OS Grid ref:- NY 598225
Morland is a gem of a Cumbrian village, the village is situated in pleasant surroundings, midway between Appleby and Penrith, in the beautiful Eden Valley. Morland, an ancient spelling preserving the word ‘lundr', is suggestive that Norse settlers entertained a superstitious awe for a wood or sacred grove nearby, close by moorland or marsh. The village was granted a charter for a market and fair in 1361 by King Edward III.
Picturesque, tranquil and unspoilt, Morland is bisected by Morland Beck, which was once used to power several small mills in the village. The attractive Mill Yard Café stands in the centre of the village and overlooks Morland Beck's waterfall, serving meals and refreshments, there are also a range of gifts offered for sale. The Crown Inn on Bell Lane also serves food.

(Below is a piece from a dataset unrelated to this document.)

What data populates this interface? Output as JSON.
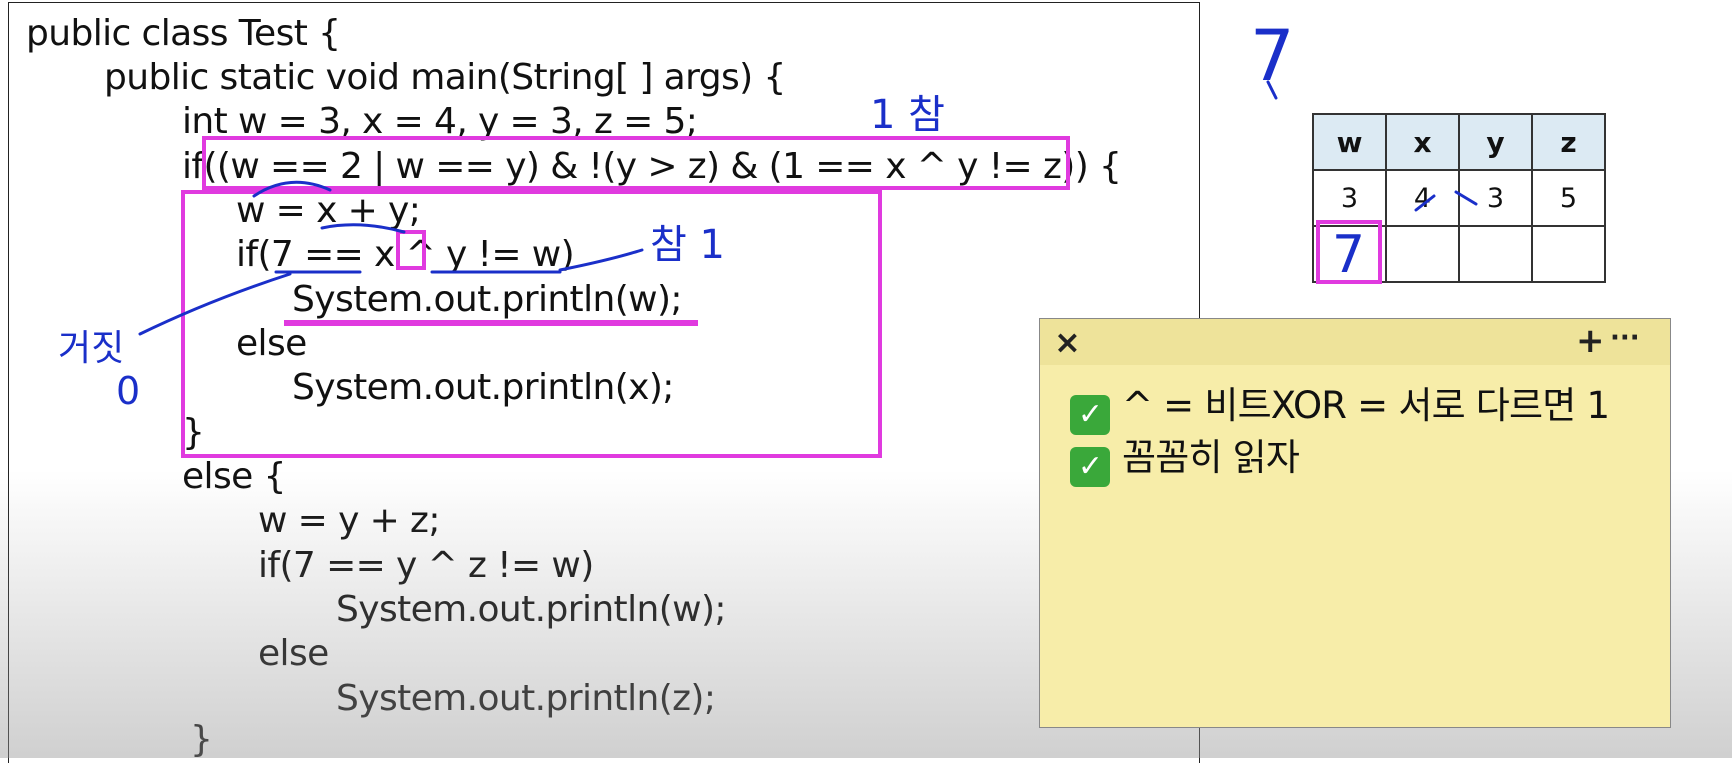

St. Lawrence's Church
The ancient red sandstone village church of St. Lawrence dates from Anglo-Saxon times, granting it the distinction of being one of the oldest in Cumbria. The tower was erected in the eleventh century and pre-dates the Norman conquest, while the nave and chancel are of thirteenth century origin.
The upper part of the tower was probably added in the seventeenth century. Screens dating from the fourteenth-fifteenth century may be seen in the North Chapel and the South wall of the Chancel. The interior boasts several interesting features, the font, which is dated 1662; the carved heads on a beam in front of the organ, tower ladders made from a single tree trunk and a superb carved oak reredos.The Church interior
The painted coat of arms on the church wall, depicts the arms of the house of Hanover and dates from the reign of King George III. A highly decorated grave slab has been re-set into the side chapel wall.
The font dated 1662 and a grave slab with plant motif set into the church wall
One of the carved heads from a beam
The church originally belonged to the Abbey of St Mary at York and income from it was used to support Wetheral Priory.